Edgerunners also puts the “punk” into cyberpunk. This is where director Hiroyuki Imaishi’s visual style takes this production and makes it his own…although it’s a pretty multicultural effort (the franchise was started by a Californian, the video games were produced by a studio in Poland, and the end theme features a song by a band from Scotland. The latter choice could be a coincidence, but Imaishi also used a Franz Ferdinand tune in the ending animation sequence for Paradise Kiss).
Typical cyberpunk is in part a futuristic re-imagining of hard-boiled film noir so makes use of moody synthesized music scores and restrained performances from its actors, but in this case there’s an addition of uncharacteristically frenetic, cartoonish expressiveness. The brisk and chaotic nature of the action serves to diffuse the worst of the shocking moments for me, because it never seems to linger on them: someone is dispatched in a sudden and savage way with a spray of gore and mangled limbs, and the scene is hurried along until the flashbacks hit later on.
Edgerunners consists of a series of bad decisions, but these are made by people trying to survive in a cruel and hostile environment without the luxury of grieving for lost loved ones or processing their trauma. As technology speeds up communication and amplifies existing inequalities, individual humans have to move faster to keep up. I do wonder whether “cyberpsychosis” is specific to people who take mechanical enhancement too far, or whether it’s an extreme manifestation of a social illness that’s endemic in Night City as a whole.
Rather than completely robbing the story of its all-important characterisation and underlying messages however, Imaishi’s approach heightens the emotional impact. I soon felt drawn into the rollercoaster ride where their world is colourful and unpredictable, and those rare moments where the story pauses for breath feel all the more meaningful because of that. It also reflects the lived experiences of the characters themselves: respite from the danger and misery is rare and death can hit you unexpectedly, so the moments of calm, reflection and irreverent humour are all the more precious.

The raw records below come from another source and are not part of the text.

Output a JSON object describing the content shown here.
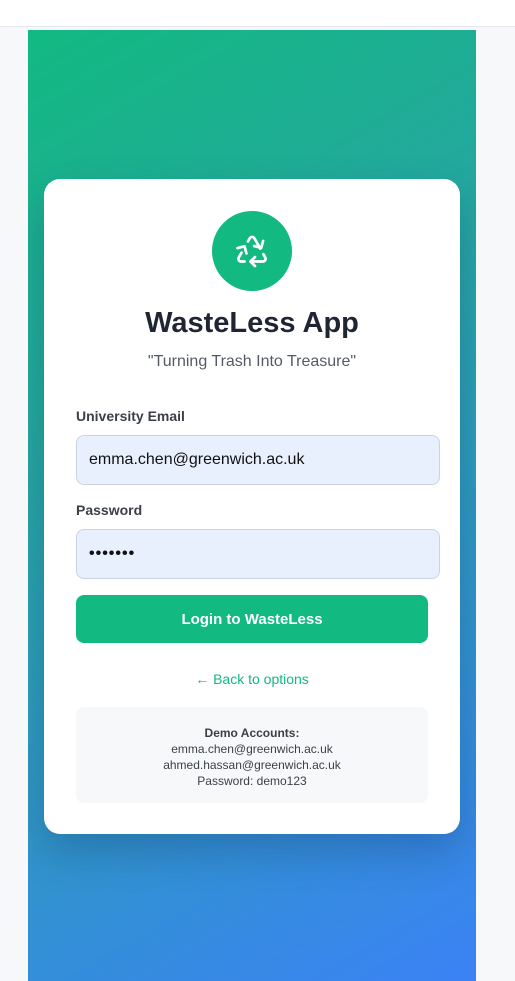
{
  "app": {
    "title": "WasteLess App",
    "tagline": "\"Turning Trash Into Treasure\"",
    "logo_icon": "recycle-icon",
    "brand_color": "#12b981",
    "gradient_colors": [
      "#12b981",
      "#3b82f6"
    ]
  },
  "form": {
    "email_label": "University Email",
    "email_value": "emma.chen@greenwich.ac.uk",
    "password_label": "Password",
    "password_masked": "•••••••",
    "submit_label": "Login to WasteLess"
  },
  "nav": {
    "back_label": "← Back to options"
  },
  "demo": {
    "heading": "Demo Accounts:",
    "accounts": [
      "emma.chen@greenwich.ac.uk",
      "ahmed.hassan@greenwich.ac.uk"
    ],
    "password_line": "Password: demo123"
  }
}
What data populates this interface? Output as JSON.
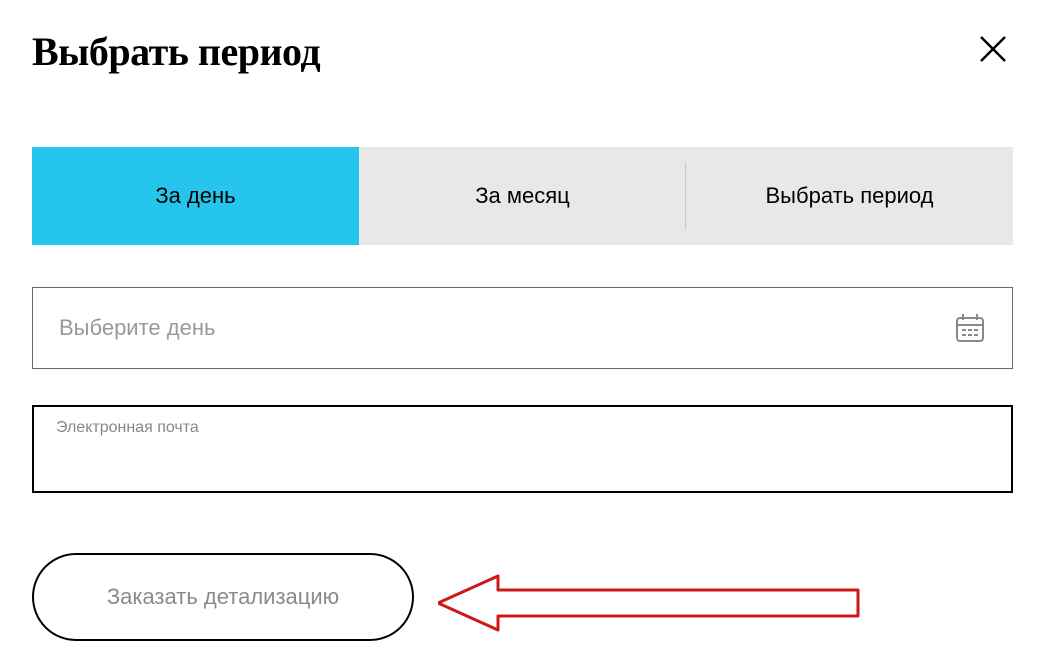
{
  "header": {
    "title": "Выбрать период"
  },
  "tabs": [
    {
      "label": "За день",
      "active": true
    },
    {
      "label": "За месяц",
      "active": false
    },
    {
      "label": "Выбрать период",
      "active": false
    }
  ],
  "date_input": {
    "placeholder": "Выберите день"
  },
  "email_input": {
    "label": "Электронная почта"
  },
  "submit_button": {
    "label": "Заказать детализацию"
  },
  "colors": {
    "tab_active": "#26c5ed",
    "tab_inactive": "#e8e8e8",
    "annotation_arrow": "#cc1818"
  }
}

Looking back on Imaishi’s back catalogue so far, I’m starting to think that this is a rather underrated aspect of his storytelling. The liveliness and not-a-single-frame-wasted visual style might define his work for many, but I’ve grown to appreciate his ability to know when to kick into overdrive and when to dial it back to deliver The Feels.
When I think of Gurren Lagann or Kill la Kill I don’t just think of their comic book excesses; what sticks in my memory are the larger-than-life characters, and Edgerunners has loads of them. We see the burden carried by Maine and the toll that it takes on him, both physically and psychologically; David and Lucy allow themselves to open up to each other, to have dreams and lofty ideals, despite their surroundings punishing selflessness and vulnerability at every turn; Rebecca comes across as a Melt-Banana album given (cybernetically-enhanced) human form and handed a pair of oversized shotguns.
If I have one criticism, it’s that I didn’t get to spend enough time with them. Perhaps extending the ten-part series to a more conventional twelve-plus episodes might have allowed for some more character development, but much like FLCL – the mini-series that defined this frenetically-paced anime style for me – it does at least avoid outstaying its welcome. Maybe in this context it’s more appropriate, as the old saying goes, to burn out than to fade away.
Cyberpunk: Edgerunners is currently streaming on Netflix